Ice sheets melt in a complex process that has an impact on climate and oceanography.
Illustration by National Geographic Art
On September 14, 2007, Arctic sea ice shrunk to the smallest area in recorded history. The European Space Agency (ESA) identified the loss of ice using satellite readings. The ESA reported that ice coverage had declined more than 1 million square kilometers (386,102 square miles) since 2006. This one-year loss of ice far exceeds the annual average decline of 100,000 square kilometers (38,610 square miles) per year.
Shrinking sea ice provides evidence that the Arctic is warming. In fact, the Arctic is warming much faster than lower latitudes. The loss of ice will have many effects around the world, including sea level rise, changing precipitation patterns, altered wildlife migration routes, and increased opportunities in Arctic shipping lanes. Policymakers will need to address these issues to better prepare for the environmental, economic, and social consequences of vanishing sea ice.
region at Earth's extreme north, encompassed by the Arctic Circle.
result or outcome of an action or situation.
having to do with money.
data that can be measured, observed, examined, and analyzed to support a conclusion.
distance north or south of the Equator, measured in degrees.
path followed by immigrants to a new region.
person or organization responsible for creating government or organizational rules and behavior.
all forms in which water falls to Earth from the atmosphere.
object that orbits around something else. Satellites can be natural, like moons, or made by people.
increase in the average reach of the ocean. The current sea level rise is 1.8 millimeters (.07 inch) per year.

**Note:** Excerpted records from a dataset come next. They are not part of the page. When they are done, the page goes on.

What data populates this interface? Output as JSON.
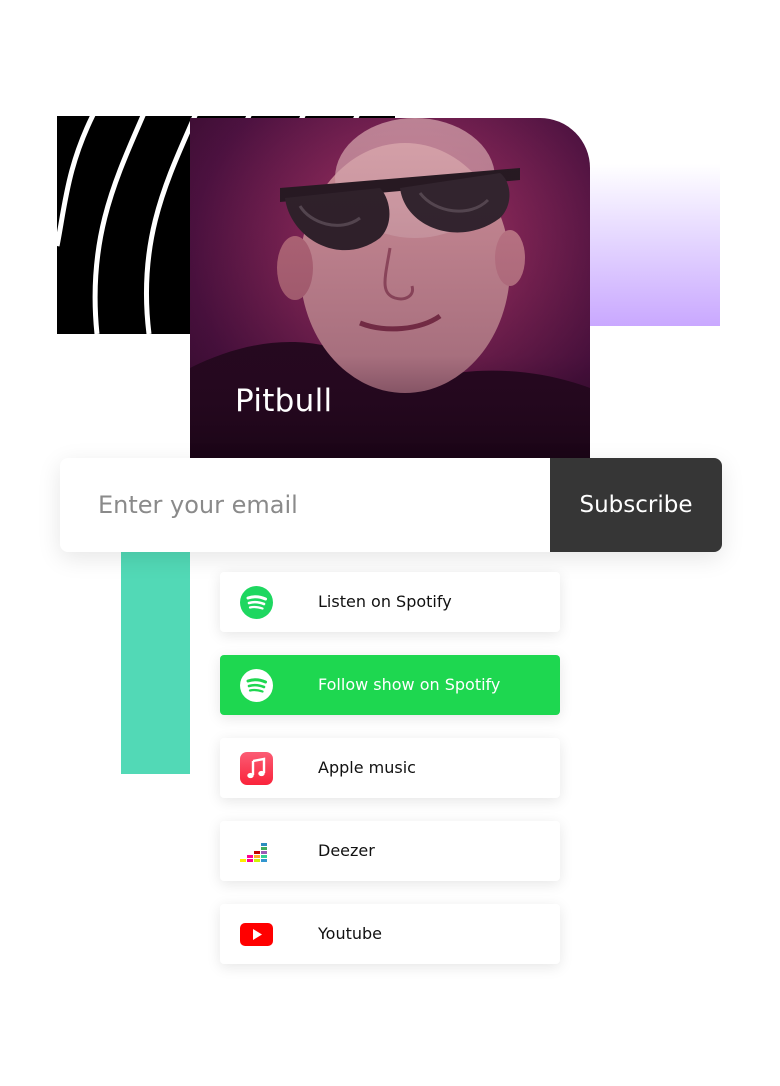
{
  "artist": {
    "name": "Pitbull"
  },
  "subscribe": {
    "email_placeholder": "Enter your email",
    "button_label": "Subscribe"
  },
  "links": [
    {
      "label": "Listen on Spotify",
      "icon": "spotify-icon",
      "style": "white"
    },
    {
      "label": "Follow show on Spotify",
      "icon": "spotify-icon",
      "style": "green"
    },
    {
      "label": "Apple music",
      "icon": "apple-music-icon",
      "style": "white"
    },
    {
      "label": "Deezer",
      "icon": "deezer-icon",
      "style": "white"
    },
    {
      "label": "Youtube",
      "icon": "youtube-icon",
      "style": "white"
    }
  ],
  "colors": {
    "spotify_green": "#1ed750",
    "teal_accent": "#52d9b6",
    "purple_accent": "#c9a8ff",
    "subscribe_bg": "#363636"
  }
}
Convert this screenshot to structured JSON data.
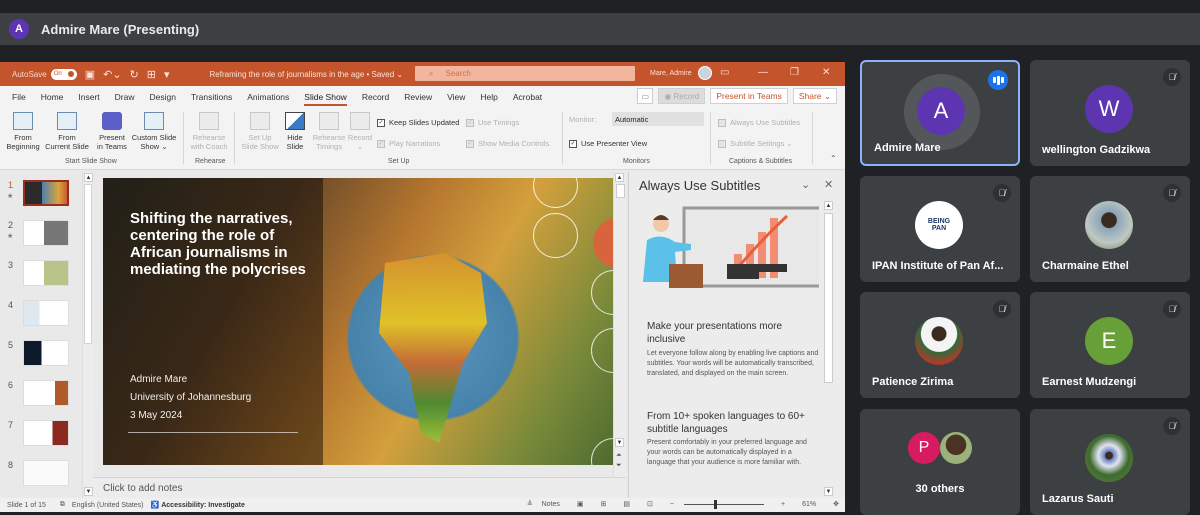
{
  "meet": {
    "presenter_initial": "A",
    "presenter_banner": "Admire Mare (Presenting)",
    "participants": [
      {
        "name": "Admire Mare",
        "initial": "A",
        "color": "#5e35b1",
        "speaking": true
      },
      {
        "name": "wellington Gadzikwa",
        "initial": "W",
        "color": "#5e35b1",
        "muted": true
      },
      {
        "name": "IPAN Institute of Pan Af...",
        "avatar_text_1": "BEING",
        "avatar_text_2": "PAN",
        "muted": true
      },
      {
        "name": "Charmaine Ethel",
        "muted": true
      },
      {
        "name": "Patience Zirima",
        "muted": true
      },
      {
        "name": "Earnest Mudzengi",
        "initial": "E",
        "color": "#689f38",
        "muted": true
      },
      {
        "name": "30 others",
        "initial": "P",
        "color": "#d81b60"
      },
      {
        "name": "Lazarus Sauti",
        "muted": true
      }
    ]
  },
  "ppt": {
    "autosave_label": "AutoSave",
    "autosave_state": "On",
    "doc_title": "Reframing the role of journalisms in the age • Saved ⌄",
    "search_placeholder": "Search",
    "user_name": "Mare, Admire",
    "tabs": [
      "File",
      "Home",
      "Insert",
      "Draw",
      "Design",
      "Transitions",
      "Animations",
      "Slide Show",
      "Record",
      "Review",
      "View",
      "Help",
      "Acrobat"
    ],
    "active_tab": "Slide Show",
    "record_btn": "◉ Record",
    "present_in_teams_btn": "Present in Teams",
    "share_btn": "Share ⌄",
    "ribbon": {
      "from_beginning": [
        "From",
        "Beginning"
      ],
      "from_current": [
        "From",
        "Current Slide"
      ],
      "present_teams": [
        "Present",
        "in Teams"
      ],
      "custom_show": [
        "Custom Slide",
        "Show ⌄"
      ],
      "start_group": "Start Slide Show",
      "rehearse_coach": [
        "Rehearse",
        "with Coach"
      ],
      "rehearse_group": "Rehearse",
      "setup_show": [
        "Set Up",
        "Slide Show"
      ],
      "hide_slide": [
        "Hide",
        "Slide"
      ],
      "rehearse_timings": [
        "Rehearse",
        "Timings"
      ],
      "record": [
        "Record",
        "⌄"
      ],
      "keep_updated": "Keep Slides Updated",
      "use_timings": "Use Timings",
      "play_narrations": "Play Narrations",
      "show_media": "Show Media Controls",
      "setup_group": "Set Up",
      "monitor_label": "Monitor:",
      "monitor_value": "Automatic",
      "presenter_view": "Use Presenter View",
      "monitors_group": "Monitors",
      "always_subtitles": "Always Use Subtitles",
      "subtitle_settings": "Subtitle Settings ⌄",
      "captions_group": "Captions & Subtitles"
    },
    "slide_numbers": [
      "1",
      "2",
      "3",
      "4",
      "5",
      "6",
      "7",
      "8"
    ],
    "slide": {
      "title": "Shifting the narratives, centering the role of African journalisms in mediating the polycrises",
      "author": "Admire Mare",
      "affiliation": "University of Johannesburg",
      "date": "3 May 2024"
    },
    "notes_placeholder": "Click to add notes",
    "pane": {
      "title": "Always Use Subtitles",
      "h1": "Make your presentations more inclusive",
      "p1": "Let everyone follow along by enabling live captions and subtitles. Your words will be automatically transcribed, translated, and displayed on the main screen.",
      "h2": "From 10+ spoken languages to 60+ subtitle languages",
      "p2": "Present comfortably in your preferred language and your words can be automatically displayed in a language that your audience is more familiar with."
    },
    "status": {
      "slide_count": "Slide 1 of 15",
      "language": "English (United States)",
      "accessibility": "Accessibility: Investigate",
      "notes": "Notes",
      "zoom": "61%"
    }
  }
}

transportation of goods, usually by large boat.
organisms living in a natural environment.